---------- MATERIAL PROVIDED ----------
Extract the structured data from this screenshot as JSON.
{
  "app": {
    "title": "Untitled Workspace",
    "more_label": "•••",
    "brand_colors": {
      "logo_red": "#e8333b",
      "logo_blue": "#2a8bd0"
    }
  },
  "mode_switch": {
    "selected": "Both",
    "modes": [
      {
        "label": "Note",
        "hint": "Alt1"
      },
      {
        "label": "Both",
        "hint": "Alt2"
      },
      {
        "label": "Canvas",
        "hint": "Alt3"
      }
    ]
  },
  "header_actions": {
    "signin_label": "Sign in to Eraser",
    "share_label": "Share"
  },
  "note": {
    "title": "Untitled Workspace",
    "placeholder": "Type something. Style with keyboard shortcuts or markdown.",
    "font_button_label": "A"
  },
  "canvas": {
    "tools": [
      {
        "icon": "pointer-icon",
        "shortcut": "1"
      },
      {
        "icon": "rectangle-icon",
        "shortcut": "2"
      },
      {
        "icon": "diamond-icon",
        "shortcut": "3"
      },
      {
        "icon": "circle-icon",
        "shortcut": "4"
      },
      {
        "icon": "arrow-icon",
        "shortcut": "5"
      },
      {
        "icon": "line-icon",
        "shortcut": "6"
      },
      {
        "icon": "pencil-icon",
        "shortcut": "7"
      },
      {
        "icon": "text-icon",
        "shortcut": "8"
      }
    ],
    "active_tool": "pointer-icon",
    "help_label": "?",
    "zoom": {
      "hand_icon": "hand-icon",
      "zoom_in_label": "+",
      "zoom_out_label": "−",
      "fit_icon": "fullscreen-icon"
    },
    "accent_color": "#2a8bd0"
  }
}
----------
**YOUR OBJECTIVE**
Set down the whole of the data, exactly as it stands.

**SOLVED EXERCISE**
Extract the structured data from this screenshot as JSON.
{
  "app": {
    "title": "Untitled Workspace",
    "more_label": "•••",
    "brand_colors": {
      "logo_red": "#e8333b",
      "logo_blue": "#2a8bd0"
    }
  },
  "mode_switch": {
    "selected": "Both",
    "modes": [
      {
        "label": "Note",
        "hint": "Alt1"
      },
      {
        "label": "Both",
        "hint": "Alt2"
      },
      {
        "label": "Canvas",
        "hint": "Alt3"
      }
    ]
  },
  "header_actions": {
    "signin_label": "Sign in to Eraser",
    "share_label": "Share"
  },
  "note": {
    "title": "Untitled Workspace",
    "placeholder": "Type something. Style with keyboard shortcuts or markdown.",
    "font_button_label": "A"
  },
  "canvas": {
    "tools": [
      {
        "icon": "pointer-icon",
        "shortcut": "1"
      },
      {
        "icon": "rectangle-icon",
        "shortcut": "2"
      },
      {
        "icon": "diamond-icon",
        "shortcut": "3"
      },
      {
        "icon": "circle-icon",
        "shortcut": "4"
      },
      {
        "icon": "arrow-icon",
        "shortcut": "5"
      },
      {
        "icon": "line-icon",
        "shortcut": "6"
      },
      {
        "icon": "pencil-icon",
        "shortcut": "7"
      },
      {
        "icon": "text-icon",
        "shortcut": "8"
      }
    ],
    "active_tool": "pointer-icon",
    "help_label": "?",
    "zoom": {
      "hand_icon": "hand-icon",
      "zoom_in_label": "+",
      "zoom_out_label": "−",
      "fit_icon": "fullscreen-icon"
    },
    "accent_color": "#2a8bd0"
  }
}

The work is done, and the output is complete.